Instructions to follow. Copy, from the entries below, each line in which the string "recommended" appears.

(Component data from apps and pages)
════════════════════
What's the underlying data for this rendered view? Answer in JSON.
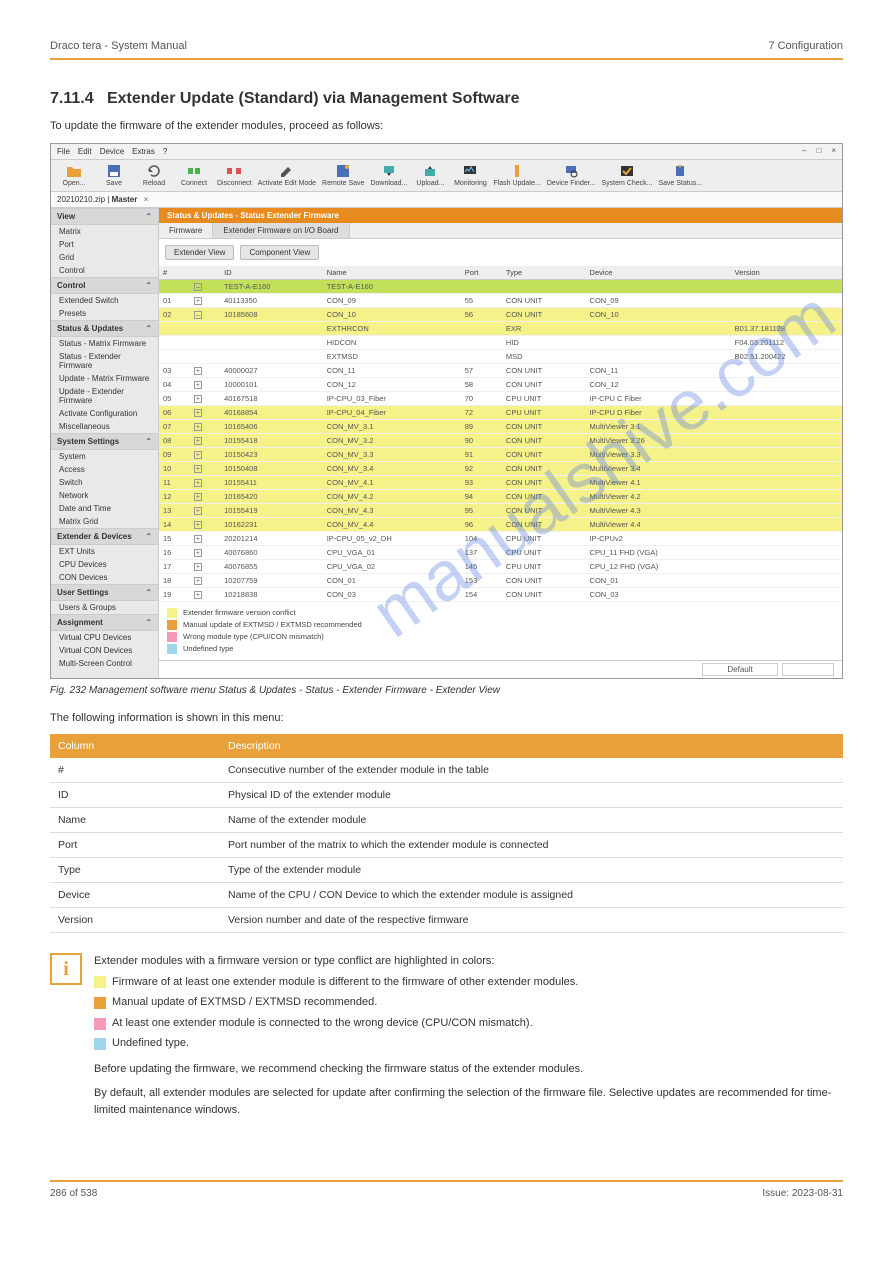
{
  "header": {
    "left": "Draco tera - System Manual",
    "right": "7 Configuration"
  },
  "section_num": "7.11.4",
  "section_title": "Extender Update (Standard) via Management Software",
  "intro": "To update the firmware of the extender modules, proceed as follows:",
  "fig_caption": "Fig. 232 Management software menu Status & Updates - Status - Extender Firmware - Extender View",
  "cols_intro": "The following information is shown in this menu:",
  "app": {
    "menu": [
      "File",
      "Edit",
      "Device",
      "Extras",
      "?"
    ],
    "winctl": [
      "–",
      "□",
      "×"
    ],
    "toolbar": [
      {
        "label": "Open...",
        "icon": "folder"
      },
      {
        "label": "Save",
        "icon": "save"
      },
      {
        "label": "Reload",
        "icon": "reload"
      },
      {
        "label": "Connect",
        "icon": "connect"
      },
      {
        "label": "Disconnect",
        "icon": "disconnect"
      },
      {
        "label": "Activate Edit Mode",
        "icon": "edit"
      },
      {
        "label": "Remote Save",
        "icon": "remotesave"
      },
      {
        "label": "Download...",
        "icon": "download"
      },
      {
        "label": "Upload...",
        "icon": "upload"
      },
      {
        "label": "Monitoring",
        "icon": "monitor"
      },
      {
        "label": "Flash Update...",
        "icon": "flash"
      },
      {
        "label": "Device Finder...",
        "icon": "finder"
      },
      {
        "label": "System Check...",
        "icon": "check"
      },
      {
        "label": "Save Status...",
        "icon": "savestatus"
      }
    ],
    "filetab": {
      "name": "20210210.zip",
      "master": "Master"
    },
    "sidebar": [
      {
        "title": "View",
        "items": [
          "Matrix",
          "Port",
          "Grid",
          "Control"
        ]
      },
      {
        "title": "Control",
        "items": [
          "Extended Switch",
          "Presets"
        ]
      },
      {
        "title": "Status & Updates",
        "items": [
          "Status - Matrix Firmware",
          "Status - Extender Firmware",
          "Update - Matrix Firmware",
          "Update - Extender Firmware",
          "Activate Configuration",
          "Miscellaneous"
        ]
      },
      {
        "title": "System Settings",
        "items": [
          "System",
          "Access",
          "Switch",
          "Network",
          "Date and Time",
          "Matrix Grid"
        ]
      },
      {
        "title": "Extender & Devices",
        "items": [
          "EXT Units",
          "CPU Devices",
          "CON Devices"
        ]
      },
      {
        "title": "User Settings",
        "items": [
          "Users & Groups"
        ]
      },
      {
        "title": "Assignment",
        "items": [
          "Virtual CPU Devices",
          "Virtual CON Devices",
          "Multi-Screen Control"
        ]
      }
    ],
    "content_title": "Status & Updates - Status Extender Firmware",
    "tabs": [
      "Firmware",
      "Extender Firmware on I/O Board"
    ],
    "btns": [
      "Extender View",
      "Component View"
    ],
    "thead": [
      "#",
      "",
      "ID",
      "Name",
      "Port",
      "Type",
      "Device",
      "Version"
    ],
    "rows": [
      {
        "cls": "lime",
        "n": "",
        "exp": "–",
        "id": "TEST-A-E160",
        "name": "TEST-A-E160",
        "port": "",
        "type": "",
        "device": "",
        "ver": ""
      },
      {
        "cls": "white",
        "n": "01",
        "exp": "+",
        "id": "40113350",
        "name": "CON_09",
        "port": "55",
        "type": "CON UNIT",
        "device": "CON_09",
        "ver": ""
      },
      {
        "cls": "yellow",
        "n": "02",
        "exp": "–",
        "id": "10185608",
        "name": "CON_10",
        "port": "56",
        "type": "CON UNIT",
        "device": "CON_10",
        "ver": ""
      },
      {
        "cls": "yellow",
        "n": "",
        "exp": "",
        "id": "",
        "name": "EXTHRCON",
        "port": "",
        "type": "EXR",
        "device": "",
        "ver": "B01.37.181128"
      },
      {
        "cls": "white",
        "n": "",
        "exp": "",
        "id": "",
        "name": "HIDCON",
        "port": "",
        "type": "HID",
        "device": "",
        "ver": "F04.03.201112"
      },
      {
        "cls": "white",
        "n": "",
        "exp": "",
        "id": "",
        "name": "EXTMSD",
        "port": "",
        "type": "MSD",
        "device": "",
        "ver": "B02.51.200422"
      },
      {
        "cls": "white",
        "n": "03",
        "exp": "+",
        "id": "40000027",
        "name": "CON_11",
        "port": "57",
        "type": "CON UNIT",
        "device": "CON_11",
        "ver": ""
      },
      {
        "cls": "white",
        "n": "04",
        "exp": "+",
        "id": "10000101",
        "name": "CON_12",
        "port": "58",
        "type": "CON UNIT",
        "device": "CON_12",
        "ver": ""
      },
      {
        "cls": "white",
        "n": "05",
        "exp": "+",
        "id": "40167518",
        "name": "IP-CPU_03_Fiber",
        "port": "70",
        "type": "CPU UNIT",
        "device": "IP-CPU C Fiber",
        "ver": ""
      },
      {
        "cls": "yellow",
        "n": "06",
        "exp": "+",
        "id": "40168854",
        "name": "IP-CPU_04_Fiber",
        "port": "72",
        "type": "CPU UNIT",
        "device": "IP-CPU D Fiber",
        "ver": ""
      },
      {
        "cls": "yellow",
        "n": "07",
        "exp": "+",
        "id": "10165406",
        "name": "CON_MV_3.1",
        "port": "89",
        "type": "CON UNIT",
        "device": "MultiViewer 3.1",
        "ver": ""
      },
      {
        "cls": "yellow",
        "n": "08",
        "exp": "+",
        "id": "10155418",
        "name": "CON_MV_3.2",
        "port": "90",
        "type": "CON UNIT",
        "device": "MultiViewer 3.26",
        "ver": ""
      },
      {
        "cls": "yellow",
        "n": "09",
        "exp": "+",
        "id": "10150423",
        "name": "CON_MV_3.3",
        "port": "91",
        "type": "CON UNIT",
        "device": "MultiViewer 3.3",
        "ver": ""
      },
      {
        "cls": "yellow",
        "n": "10",
        "exp": "+",
        "id": "10150408",
        "name": "CON_MV_3.4",
        "port": "92",
        "type": "CON UNIT",
        "device": "MultiViewer 3.4",
        "ver": ""
      },
      {
        "cls": "yellow",
        "n": "11",
        "exp": "+",
        "id": "10155411",
        "name": "CON_MV_4.1",
        "port": "93",
        "type": "CON UNIT",
        "device": "MultiViewer 4.1",
        "ver": ""
      },
      {
        "cls": "yellow",
        "n": "12",
        "exp": "+",
        "id": "10165420",
        "name": "CON_MV_4.2",
        "port": "94",
        "type": "CON UNIT",
        "device": "MultiViewer 4.2",
        "ver": ""
      },
      {
        "cls": "yellow",
        "n": "13",
        "exp": "+",
        "id": "10155419",
        "name": "CON_MV_4.3",
        "port": "95",
        "type": "CON UNIT",
        "device": "MultiViewer 4.3",
        "ver": ""
      },
      {
        "cls": "yellow",
        "n": "14",
        "exp": "+",
        "id": "10162231",
        "name": "CON_MV_4.4",
        "port": "96",
        "type": "CON UNIT",
        "device": "MultiViewer 4.4",
        "ver": ""
      },
      {
        "cls": "white",
        "n": "15",
        "exp": "+",
        "id": "20201214",
        "name": "IP-CPU_05_v2_DH",
        "port": "104",
        "type": "CPU UNIT",
        "device": "IP-CPUv2",
        "ver": ""
      },
      {
        "cls": "white",
        "n": "16",
        "exp": "+",
        "id": "40076860",
        "name": "CPU_VGA_01",
        "port": "137",
        "type": "CPU UNIT",
        "device": "CPU_11 FHD (VGA)",
        "ver": ""
      },
      {
        "cls": "white",
        "n": "17",
        "exp": "+",
        "id": "40076855",
        "name": "CPU_VGA_02",
        "port": "145",
        "type": "CPU UNIT",
        "device": "CPU_12 FHD (VGA)",
        "ver": ""
      },
      {
        "cls": "white",
        "n": "18",
        "exp": "+",
        "id": "10207759",
        "name": "CON_01",
        "port": "153",
        "type": "CON UNIT",
        "device": "CON_01",
        "ver": ""
      },
      {
        "cls": "white",
        "n": "19",
        "exp": "+",
        "id": "10218838",
        "name": "CON_03",
        "port": "154",
        "type": "CON UNIT",
        "device": "CON_03",
        "ver": ""
      }
    ],
    "legend": [
      {
        "color": "#f5f28a",
        "text": "Extender firmware version conflict"
      },
      {
        "color": "#e8a13a",
        "text": "Manual update of EXTMSD / EXTMSD recommended"
      },
      {
        "color": "#f49ab6",
        "text": "Wrong module type (CPU/CON mismatch)"
      },
      {
        "color": "#9cd7ec",
        "text": "Undefined type"
      }
    ],
    "statusbar": "Default"
  },
  "cols": {
    "head": [
      "Column",
      "Description"
    ],
    "rows": [
      [
        "#",
        "Consecutive number of the extender module in the table"
      ],
      [
        "ID",
        "Physical ID of the extender module"
      ],
      [
        "Name",
        "Name of the extender module"
      ],
      [
        "Port",
        "Port number of the matrix to which the extender module is connected"
      ],
      [
        "Type",
        "Type of the extender module"
      ],
      [
        "Device",
        "Name of the CPU / CON Device to which the extender module is assigned"
      ],
      [
        "Version",
        "Version number and date of the respective firmware"
      ]
    ]
  },
  "info": {
    "lead": "Extender modules with a firmware version or type conflict are highlighted in colors:",
    "items": [
      {
        "color": "#f5f28a",
        "text": "Firmware of at least one extender module is different to the firmware of other extender modules."
      },
      {
        "color": "#e8a13a",
        "text": "Manual update of EXTMSD / EXTMSD recommended."
      },
      {
        "color": "#f49ab6",
        "text": "At least one extender module is connected to the wrong device (CPU/CON mismatch)."
      },
      {
        "color": "#9cd7ec",
        "text": "Undefined type."
      }
    ],
    "tail1": "Before updating the firmware, we recommend checking the firmware status of the extender modules.",
    "tail2": "By default, all extender modules are selected for update after confirming the selection of the firmware file. Selective updates are recommended for time-limited maintenance windows."
  },
  "footer": {
    "left": "286 of 538",
    "right": "Issue: 2023-08-31"
  }
}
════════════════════
Answer.
        "text": "Manual update of EXTMSD / EXTMSD recommended"
        "text": "Manual update of EXTMSD / EXTMSD recommended."
    "tail2": "By default, all extender modules are selected for update after confirming the selection of the firmware file. Selective updates are recommended for time-limited maintenance windows."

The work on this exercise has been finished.